- [PROBLEM REQUIREMENTS] When the string "Consent" occurs in a line of the listing below, return that line.

*** Opening DATASET EXCERPTS ***

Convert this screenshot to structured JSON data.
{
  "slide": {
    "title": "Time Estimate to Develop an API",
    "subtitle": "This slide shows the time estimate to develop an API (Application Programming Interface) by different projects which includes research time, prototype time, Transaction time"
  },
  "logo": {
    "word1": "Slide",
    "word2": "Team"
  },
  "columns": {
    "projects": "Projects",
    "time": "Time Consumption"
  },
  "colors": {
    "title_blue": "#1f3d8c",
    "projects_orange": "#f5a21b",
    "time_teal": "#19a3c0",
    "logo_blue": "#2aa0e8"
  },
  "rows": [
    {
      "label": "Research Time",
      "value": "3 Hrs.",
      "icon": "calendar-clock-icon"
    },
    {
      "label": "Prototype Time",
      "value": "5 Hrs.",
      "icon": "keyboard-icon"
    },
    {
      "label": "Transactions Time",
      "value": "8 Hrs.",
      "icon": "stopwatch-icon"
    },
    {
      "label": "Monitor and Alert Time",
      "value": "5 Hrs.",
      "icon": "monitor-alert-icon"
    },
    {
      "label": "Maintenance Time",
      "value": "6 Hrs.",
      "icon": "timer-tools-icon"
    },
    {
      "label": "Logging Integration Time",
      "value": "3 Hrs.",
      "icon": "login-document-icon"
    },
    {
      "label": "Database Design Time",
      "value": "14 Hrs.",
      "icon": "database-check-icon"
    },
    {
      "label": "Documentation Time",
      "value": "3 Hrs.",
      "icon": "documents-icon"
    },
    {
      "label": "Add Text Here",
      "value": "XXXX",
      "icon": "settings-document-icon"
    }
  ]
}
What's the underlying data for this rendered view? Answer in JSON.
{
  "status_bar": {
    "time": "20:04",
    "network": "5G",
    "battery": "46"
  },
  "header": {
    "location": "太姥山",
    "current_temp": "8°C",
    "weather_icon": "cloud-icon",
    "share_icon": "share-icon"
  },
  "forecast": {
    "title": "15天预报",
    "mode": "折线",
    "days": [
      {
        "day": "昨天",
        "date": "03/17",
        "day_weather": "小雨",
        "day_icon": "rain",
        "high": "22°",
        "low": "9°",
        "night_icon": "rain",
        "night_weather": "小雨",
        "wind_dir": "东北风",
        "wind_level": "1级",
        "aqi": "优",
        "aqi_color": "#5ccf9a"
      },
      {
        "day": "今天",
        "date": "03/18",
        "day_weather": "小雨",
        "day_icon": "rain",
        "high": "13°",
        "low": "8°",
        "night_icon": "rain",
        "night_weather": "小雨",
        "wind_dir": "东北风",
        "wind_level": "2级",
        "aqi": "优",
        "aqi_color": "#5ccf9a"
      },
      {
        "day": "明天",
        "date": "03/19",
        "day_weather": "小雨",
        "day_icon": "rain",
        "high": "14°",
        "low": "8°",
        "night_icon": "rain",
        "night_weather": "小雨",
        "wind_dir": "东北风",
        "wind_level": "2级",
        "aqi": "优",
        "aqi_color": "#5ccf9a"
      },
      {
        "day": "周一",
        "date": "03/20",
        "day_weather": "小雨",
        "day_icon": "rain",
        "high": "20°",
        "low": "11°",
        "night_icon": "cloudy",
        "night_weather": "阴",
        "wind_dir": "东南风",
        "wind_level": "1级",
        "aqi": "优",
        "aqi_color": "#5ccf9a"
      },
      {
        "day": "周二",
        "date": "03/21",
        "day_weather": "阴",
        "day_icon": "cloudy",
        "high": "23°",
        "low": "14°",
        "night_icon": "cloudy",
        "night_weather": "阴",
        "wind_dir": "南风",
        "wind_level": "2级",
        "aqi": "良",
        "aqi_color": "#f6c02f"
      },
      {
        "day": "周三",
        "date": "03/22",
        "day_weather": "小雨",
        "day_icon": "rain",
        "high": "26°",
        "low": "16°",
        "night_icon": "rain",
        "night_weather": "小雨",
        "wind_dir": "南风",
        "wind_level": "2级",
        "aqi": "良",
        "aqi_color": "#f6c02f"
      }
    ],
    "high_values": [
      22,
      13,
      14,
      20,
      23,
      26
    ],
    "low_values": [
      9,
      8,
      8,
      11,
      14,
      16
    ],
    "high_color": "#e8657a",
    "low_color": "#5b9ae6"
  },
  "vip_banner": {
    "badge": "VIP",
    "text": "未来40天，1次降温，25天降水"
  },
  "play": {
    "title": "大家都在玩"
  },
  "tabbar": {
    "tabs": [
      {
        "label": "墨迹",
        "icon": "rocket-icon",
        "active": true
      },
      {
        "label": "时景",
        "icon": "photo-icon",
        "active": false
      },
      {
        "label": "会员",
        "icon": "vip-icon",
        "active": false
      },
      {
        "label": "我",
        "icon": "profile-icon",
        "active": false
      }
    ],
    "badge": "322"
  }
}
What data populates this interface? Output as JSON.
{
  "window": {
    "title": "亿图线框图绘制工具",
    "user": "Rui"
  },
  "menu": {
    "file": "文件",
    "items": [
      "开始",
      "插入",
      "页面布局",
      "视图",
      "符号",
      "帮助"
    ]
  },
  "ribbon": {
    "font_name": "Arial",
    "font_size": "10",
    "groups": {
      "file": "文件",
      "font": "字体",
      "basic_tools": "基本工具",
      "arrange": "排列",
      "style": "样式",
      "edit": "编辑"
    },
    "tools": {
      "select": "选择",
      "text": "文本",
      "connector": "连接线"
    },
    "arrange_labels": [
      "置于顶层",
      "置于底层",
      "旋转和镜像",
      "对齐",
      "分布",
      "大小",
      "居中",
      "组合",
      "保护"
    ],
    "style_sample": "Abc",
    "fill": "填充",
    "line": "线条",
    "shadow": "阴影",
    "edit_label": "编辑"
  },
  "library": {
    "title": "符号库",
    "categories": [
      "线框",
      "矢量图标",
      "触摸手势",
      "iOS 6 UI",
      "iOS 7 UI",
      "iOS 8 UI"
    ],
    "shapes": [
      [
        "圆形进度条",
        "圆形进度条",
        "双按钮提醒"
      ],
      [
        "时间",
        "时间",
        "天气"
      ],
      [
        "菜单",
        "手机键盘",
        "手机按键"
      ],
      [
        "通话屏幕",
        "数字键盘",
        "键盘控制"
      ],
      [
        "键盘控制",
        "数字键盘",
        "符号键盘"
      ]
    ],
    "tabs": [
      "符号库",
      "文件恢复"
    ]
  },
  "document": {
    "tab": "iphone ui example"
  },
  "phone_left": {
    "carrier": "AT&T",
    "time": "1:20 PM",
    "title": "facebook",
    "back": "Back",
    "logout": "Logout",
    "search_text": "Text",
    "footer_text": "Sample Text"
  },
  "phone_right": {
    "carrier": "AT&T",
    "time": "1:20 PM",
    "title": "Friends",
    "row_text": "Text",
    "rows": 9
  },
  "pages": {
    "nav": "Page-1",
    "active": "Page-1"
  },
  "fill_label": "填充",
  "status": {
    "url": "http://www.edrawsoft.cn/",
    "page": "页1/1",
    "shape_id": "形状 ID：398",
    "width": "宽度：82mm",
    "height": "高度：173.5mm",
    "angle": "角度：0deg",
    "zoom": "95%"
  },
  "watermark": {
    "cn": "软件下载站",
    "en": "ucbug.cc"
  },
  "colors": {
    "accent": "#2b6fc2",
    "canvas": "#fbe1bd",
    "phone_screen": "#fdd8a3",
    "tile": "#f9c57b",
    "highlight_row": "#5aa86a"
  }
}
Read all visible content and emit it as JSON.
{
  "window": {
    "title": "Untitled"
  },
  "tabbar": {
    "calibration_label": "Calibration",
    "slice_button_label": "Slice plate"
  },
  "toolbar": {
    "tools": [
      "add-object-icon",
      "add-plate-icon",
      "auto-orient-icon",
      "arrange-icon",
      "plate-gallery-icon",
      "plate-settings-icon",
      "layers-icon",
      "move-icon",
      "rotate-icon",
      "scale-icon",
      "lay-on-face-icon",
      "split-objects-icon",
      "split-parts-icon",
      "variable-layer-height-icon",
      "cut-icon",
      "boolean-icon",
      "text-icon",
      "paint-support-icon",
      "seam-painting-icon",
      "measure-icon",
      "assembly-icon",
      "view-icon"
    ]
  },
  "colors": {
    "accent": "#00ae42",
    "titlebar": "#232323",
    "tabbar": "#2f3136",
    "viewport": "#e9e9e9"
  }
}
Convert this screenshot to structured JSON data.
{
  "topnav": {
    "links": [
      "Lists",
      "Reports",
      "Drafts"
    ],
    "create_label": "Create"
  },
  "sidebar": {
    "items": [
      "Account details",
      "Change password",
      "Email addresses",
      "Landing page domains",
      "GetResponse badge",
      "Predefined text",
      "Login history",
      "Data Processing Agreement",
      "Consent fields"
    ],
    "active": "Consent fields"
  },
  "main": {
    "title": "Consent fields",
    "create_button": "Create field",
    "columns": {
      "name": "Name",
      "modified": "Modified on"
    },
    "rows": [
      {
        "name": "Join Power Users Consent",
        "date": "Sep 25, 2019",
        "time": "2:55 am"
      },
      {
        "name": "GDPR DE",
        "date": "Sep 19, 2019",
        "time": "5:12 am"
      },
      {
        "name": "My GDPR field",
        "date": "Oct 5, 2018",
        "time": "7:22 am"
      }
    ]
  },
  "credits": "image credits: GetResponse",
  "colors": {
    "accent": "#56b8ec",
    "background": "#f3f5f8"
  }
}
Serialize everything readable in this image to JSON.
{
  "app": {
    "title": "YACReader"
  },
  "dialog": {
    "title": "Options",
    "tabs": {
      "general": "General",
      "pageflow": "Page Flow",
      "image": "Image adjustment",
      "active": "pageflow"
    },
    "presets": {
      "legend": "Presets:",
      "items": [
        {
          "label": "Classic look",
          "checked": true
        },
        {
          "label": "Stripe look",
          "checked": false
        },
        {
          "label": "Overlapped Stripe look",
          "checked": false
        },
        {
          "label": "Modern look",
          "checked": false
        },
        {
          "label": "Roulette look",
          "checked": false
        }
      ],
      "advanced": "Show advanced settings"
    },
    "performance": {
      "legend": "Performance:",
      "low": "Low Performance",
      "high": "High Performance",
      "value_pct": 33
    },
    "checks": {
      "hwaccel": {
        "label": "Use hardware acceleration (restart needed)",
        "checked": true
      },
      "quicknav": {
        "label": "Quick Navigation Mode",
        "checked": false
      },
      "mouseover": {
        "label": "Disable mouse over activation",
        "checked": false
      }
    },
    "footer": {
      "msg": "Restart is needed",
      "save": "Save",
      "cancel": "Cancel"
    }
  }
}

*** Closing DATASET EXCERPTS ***

- [RESULT FOR THIS EXERCISE]
      "Consent fields"
    "active": "Consent fields"
    "title": "Consent fields",
        "name": "Join Power Users Consent",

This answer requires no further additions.